County officials rented a small Jourdanton house for a jail in 1911 after the county seat was moved here from Pleasanton in 1910. A proposal to build a new jail with cells from the old Pleasanton structure was rejected and this reinforced-concrete, brick-clad building with new steel cells was authorized in 1915. This site was purchased that year from W. M. Abernethy (1851-1931), who had served as County Judge from 1901 to 1912.

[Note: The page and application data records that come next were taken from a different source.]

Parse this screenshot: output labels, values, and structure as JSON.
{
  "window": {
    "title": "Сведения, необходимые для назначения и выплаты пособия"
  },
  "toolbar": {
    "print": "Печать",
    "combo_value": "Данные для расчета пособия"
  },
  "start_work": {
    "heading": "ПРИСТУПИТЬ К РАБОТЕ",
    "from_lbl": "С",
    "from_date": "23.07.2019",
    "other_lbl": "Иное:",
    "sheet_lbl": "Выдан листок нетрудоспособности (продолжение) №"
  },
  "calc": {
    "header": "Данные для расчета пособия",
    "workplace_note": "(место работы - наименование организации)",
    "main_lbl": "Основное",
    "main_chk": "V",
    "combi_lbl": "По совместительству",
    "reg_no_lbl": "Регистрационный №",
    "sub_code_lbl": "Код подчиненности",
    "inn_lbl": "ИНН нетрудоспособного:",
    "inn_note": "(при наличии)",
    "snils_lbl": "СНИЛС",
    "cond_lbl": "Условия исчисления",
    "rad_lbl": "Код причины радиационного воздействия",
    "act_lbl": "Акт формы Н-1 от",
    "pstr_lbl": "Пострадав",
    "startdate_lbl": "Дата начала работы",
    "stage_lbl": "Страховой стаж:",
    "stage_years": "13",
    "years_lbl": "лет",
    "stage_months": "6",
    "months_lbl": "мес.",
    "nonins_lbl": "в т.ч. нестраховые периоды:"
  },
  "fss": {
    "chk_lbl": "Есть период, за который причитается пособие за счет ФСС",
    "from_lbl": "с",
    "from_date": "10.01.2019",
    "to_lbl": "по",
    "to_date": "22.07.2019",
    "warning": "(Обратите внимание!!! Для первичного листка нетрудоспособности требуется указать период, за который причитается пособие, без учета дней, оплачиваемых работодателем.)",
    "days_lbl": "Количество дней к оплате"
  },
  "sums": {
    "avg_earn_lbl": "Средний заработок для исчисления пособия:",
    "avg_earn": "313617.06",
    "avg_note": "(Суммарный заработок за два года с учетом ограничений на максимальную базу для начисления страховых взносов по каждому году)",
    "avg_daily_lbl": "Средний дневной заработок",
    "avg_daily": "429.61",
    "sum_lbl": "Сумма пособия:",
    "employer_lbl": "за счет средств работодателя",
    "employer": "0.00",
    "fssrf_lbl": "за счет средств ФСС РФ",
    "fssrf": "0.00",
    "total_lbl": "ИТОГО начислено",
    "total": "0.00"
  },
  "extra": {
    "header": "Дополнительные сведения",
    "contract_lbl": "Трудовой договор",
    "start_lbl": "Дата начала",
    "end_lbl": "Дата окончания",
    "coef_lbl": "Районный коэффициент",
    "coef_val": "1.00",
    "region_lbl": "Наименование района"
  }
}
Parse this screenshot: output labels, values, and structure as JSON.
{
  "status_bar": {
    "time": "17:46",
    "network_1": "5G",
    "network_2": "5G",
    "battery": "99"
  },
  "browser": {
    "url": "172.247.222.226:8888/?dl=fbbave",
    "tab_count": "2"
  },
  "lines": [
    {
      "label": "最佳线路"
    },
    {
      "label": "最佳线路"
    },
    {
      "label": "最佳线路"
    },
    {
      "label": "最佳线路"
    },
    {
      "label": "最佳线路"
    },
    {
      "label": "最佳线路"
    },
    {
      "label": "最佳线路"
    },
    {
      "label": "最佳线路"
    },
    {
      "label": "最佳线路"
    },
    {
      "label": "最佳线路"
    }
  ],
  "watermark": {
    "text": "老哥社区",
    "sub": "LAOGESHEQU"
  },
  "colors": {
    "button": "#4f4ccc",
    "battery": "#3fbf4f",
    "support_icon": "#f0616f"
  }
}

The architect of the 1912 Courthouse, Henry T. Phelps (1881-1945) of San Antonio, was chosen to supervise erection of the jail. The Southern Structural Steel Company of San Antonio was awarded the $20,000 construction contract. An electic blend of architectural elements was highlighted with crenelated towers and hood molds outlining the windows. The first floor housed offices and living quarters for Sheriffs and their families, provided from 1916 to 1959. A gallows room was built on the second floor, though its trap door was never sprung for execution. Standard and specialized cells were partitioned on the second and third floors. Additions were built in 1974, with bricks and detailing carefully matching original patterns. A new jail was built to replace this building in 1982.